Kiel has also been one of the traditional homes of the German Navy's Baltic fleet, and continues to be a major high-tech shipbuilding centre. Located in Kiel is the Leibniz Institute of Marine Sciences at the University of Kiel  Kiel is an important sea transport hub, thanks to its location at the Kiel Fjord (Kieler Förde) and the busiest artificial waterway in the world, Kiel Canal (Nord-Ostsee-Kanal). A number of passenger ferries to Sweden, Norway and other countries operate from here. Moreover, today Kiel harbor is an important port of call for cruise ships touring the Baltic Sea.

Lübeck-The Hanseatic City of Lübeckis the second-largest city in Schleswig-Holstein, in northern Germany, and one of the major ports of Germany. It was for several centuries the "capital" of the Hanseatic League ("Queen of the Hanse") and because of its Brick Gothic architectural heritage is on UNESCO's list of World Heritage Sites. In 2005 it had a population of 213,983.

Situated at the Trave River, Lübeck is the largest German port on the Baltic Sea. The old part of the town is an island enclosed by the Trave. The Elbe-Lübeck Canal connects the Trave with the Elbe River. Another important river near the town centre is the Wakenitz. Autobahn 1 connects Lübeck with Hamburg and Denmark (Vogelfluglinie). The borough Travemünde is a sea resort and ferry port at the coast of the Baltic Sea. Its central station links Lübeck with a number of lines, notably the line to Hamburg.

During World War II, Lübeck was the first German city to be attacked in substantial numbers by the Royal Air Force. The attack on 28 March 1942 created a firestorm, that caused severe damage to the historic centre and the Bombing of Lübeck in World War II destroyed three of the main churches and greater parts of the built-up area. A POW camp for officers, Oflag X-C, was located near the city from 1940 until April 1945. Lübeck was occupied without resistance by the British Second Army on 2 May 1945.

On 3 May 1945, one of the biggest disasters in naval history happened in the Bay of Lübeck when RAF bombers sank three ships which, unknown to them, were packed with concentration-camp inmates. About 7,000 people were killed.

Like many other places in Germany, Lübeck has a long tradition with Christmas market in December, which includes the famous handicrafts market inside the Heiligen-Geist-Hospital (Hospital of the Holy Spirit), located at the north end of Königstrasse.

Flensburg is an independent town in the north of the German state Schleswig-Holstein. Flensburg is the centre of the region Southern Schleswig. After Kiel and Lübeck it is the third largest town in Schleswig-Holstein.

In May 1945 Flensburg was the residence of the last government of Nazi Germany, the so-called Flensburg government led by Grand Admiral Karl Dönitz, which was in power from 1 May (Hitler's death) until its dissolution on 23 May.
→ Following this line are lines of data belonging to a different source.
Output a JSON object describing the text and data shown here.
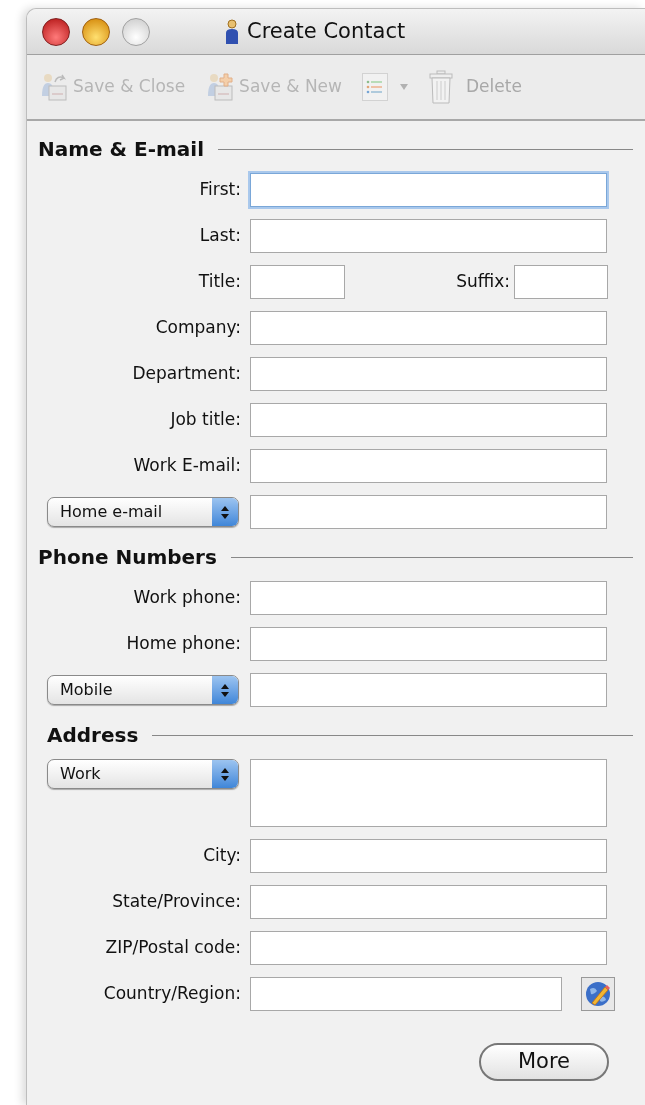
{
  "window": {
    "title": "Create Contact"
  },
  "toolbar": [
    {
      "kind": "save-close",
      "label": "Save & Close",
      "disabled": true
    },
    {
      "kind": "save-new",
      "label": "Save & New",
      "disabled": true
    },
    {
      "kind": "menu",
      "disabled": true
    },
    {
      "kind": "delete",
      "label": "Delete",
      "disabled": true
    }
  ],
  "sections": [
    {
      "title": "Name & E-mail",
      "rows": [
        {
          "kind": "field",
          "label": "First:",
          "focused": true
        },
        {
          "kind": "field",
          "label": "Last:",
          "focused": false
        },
        {
          "kind": "pair",
          "label": "Title:",
          "label_2": "Suffix:"
        },
        {
          "kind": "field",
          "label": "Company:",
          "focused": false
        },
        {
          "kind": "field",
          "label": "Department:",
          "focused": false
        },
        {
          "kind": "field",
          "label": "Job title:",
          "focused": false
        },
        {
          "kind": "field",
          "label": "Work E-mail:",
          "focused": false
        },
        {
          "kind": "popup",
          "value": "Home e-mail"
        }
      ]
    },
    {
      "title": "Phone Numbers",
      "rows": [
        {
          "kind": "field",
          "label": "Work phone:",
          "focused": false
        },
        {
          "kind": "field",
          "label": "Home phone:",
          "focused": false
        },
        {
          "kind": "popup",
          "value": "Mobile"
        }
      ]
    },
    {
      "title": "Address",
      "rows": [
        {
          "kind": "area",
          "value": "Work"
        },
        {
          "kind": "field",
          "label": "City:",
          "focused": false
        },
        {
          "kind": "field",
          "label": "State/Province:",
          "focused": false
        },
        {
          "kind": "field",
          "label": "ZIP/Postal code:",
          "focused": false
        },
        {
          "kind": "country",
          "label": "Country/Region:"
        }
      ]
    }
  ],
  "more_button": "More"
}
The nearest larger towns are Kiel (86 km south) and Odense in Denmark (92 km northeast). Flensburg's city centre lies about 7 km from the Danish border.

The Danish minority in Flensburg and the surrounding towns run their own schools, libraries and Lutheran churches from which the German majority is not excluded. The co-existence of these two groups is considered a sound and healthy symbiosis.

In Denmark, Flensburg seems to be mainly associated with its duty-free shops where, amongst other things, spirits, beer and candy can be purchased at cheaper prices than in Denmark. Currently the duty free shops are able to sell canned beer to Scandinavians without paying deposits as long as the beverage is not consumed in Germany. However, owing to the vagaries of the money markets, the bargains are not as great as they once were.